Example :

for eigenvaue $1$ we take the matrix $\begin{pmatrix} 1 \end{pmatrix}$ ,the eigenvetor corresponding to $1$ is $\begin{pmatrix} 1 \end{pmatrix}$ , so we obtain $\begin{pmatrix} 1 \cr 0 \cr 0 \cr 0 \cr 0 \cr \vdots \end{pmatrix}$ as the first eigevector .

for eigenvaue $1/2$ we take the matrix $\begin{pmatrix} 1& 1/2 \cr 0 & 1/2\end{pmatrix}$ ,the eigenvetor corresponding to $1/2$ is $\begin{pmatrix} 1 \cr -1\end{pmatrix}$ , so we obtain $\begin{pmatrix} 1 \cr -1 \cr 0 \cr 0 \cr 0 \cr \vdots \end{pmatrix}$ as the second eigevector .

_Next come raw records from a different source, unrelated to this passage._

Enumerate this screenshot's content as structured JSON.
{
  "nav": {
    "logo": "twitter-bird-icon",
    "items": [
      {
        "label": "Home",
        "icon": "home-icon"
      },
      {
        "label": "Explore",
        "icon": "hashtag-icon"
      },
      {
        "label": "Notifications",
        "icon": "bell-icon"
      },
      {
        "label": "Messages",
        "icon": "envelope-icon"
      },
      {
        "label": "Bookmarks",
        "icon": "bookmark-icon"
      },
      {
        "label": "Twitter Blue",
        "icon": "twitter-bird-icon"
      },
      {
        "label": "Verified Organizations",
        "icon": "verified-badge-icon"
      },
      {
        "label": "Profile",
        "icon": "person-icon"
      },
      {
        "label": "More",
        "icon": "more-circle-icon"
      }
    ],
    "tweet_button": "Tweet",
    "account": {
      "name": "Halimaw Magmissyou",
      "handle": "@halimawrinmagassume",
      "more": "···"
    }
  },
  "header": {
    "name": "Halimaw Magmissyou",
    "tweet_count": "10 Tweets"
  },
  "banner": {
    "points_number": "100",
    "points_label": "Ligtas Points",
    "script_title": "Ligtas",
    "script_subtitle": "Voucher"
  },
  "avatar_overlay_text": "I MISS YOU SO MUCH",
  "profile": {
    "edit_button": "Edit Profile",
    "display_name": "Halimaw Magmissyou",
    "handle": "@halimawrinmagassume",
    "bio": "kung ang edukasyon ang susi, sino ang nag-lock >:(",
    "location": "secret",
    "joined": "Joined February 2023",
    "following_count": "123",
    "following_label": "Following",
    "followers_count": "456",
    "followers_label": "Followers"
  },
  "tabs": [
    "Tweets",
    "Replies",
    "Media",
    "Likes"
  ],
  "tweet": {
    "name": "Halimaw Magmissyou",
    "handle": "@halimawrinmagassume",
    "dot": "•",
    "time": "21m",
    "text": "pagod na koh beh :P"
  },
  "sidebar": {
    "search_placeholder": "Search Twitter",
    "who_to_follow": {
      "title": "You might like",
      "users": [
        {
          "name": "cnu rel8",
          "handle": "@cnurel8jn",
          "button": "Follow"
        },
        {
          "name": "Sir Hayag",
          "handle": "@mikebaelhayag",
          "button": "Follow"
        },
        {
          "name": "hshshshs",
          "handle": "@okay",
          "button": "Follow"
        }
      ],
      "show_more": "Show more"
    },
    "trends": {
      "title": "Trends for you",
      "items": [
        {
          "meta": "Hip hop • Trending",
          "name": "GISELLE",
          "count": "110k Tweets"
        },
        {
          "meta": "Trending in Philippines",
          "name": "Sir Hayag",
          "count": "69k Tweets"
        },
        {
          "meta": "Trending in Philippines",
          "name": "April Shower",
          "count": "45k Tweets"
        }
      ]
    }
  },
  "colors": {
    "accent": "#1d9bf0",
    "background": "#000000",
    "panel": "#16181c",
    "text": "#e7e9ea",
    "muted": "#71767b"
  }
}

The eigenvector coresponding to $1/8$ for $\begin{pmatrix} 1& 1/2 & 1/8 \cr 0 & 1/2 & 1/4 \cr 0 & 0 & 1/8 \end{pmatrix}$ is $\begin{pmatrix} 5 \cr -14 \cr 21 \cr \end{pmatrix}$, you get the ideea .Also , the eigenvectors span the entire space , ie if a possibly infinite (but convergent) sum of eigenvectors is $\vec 0$ then the coefficients of those vectors are $0$ .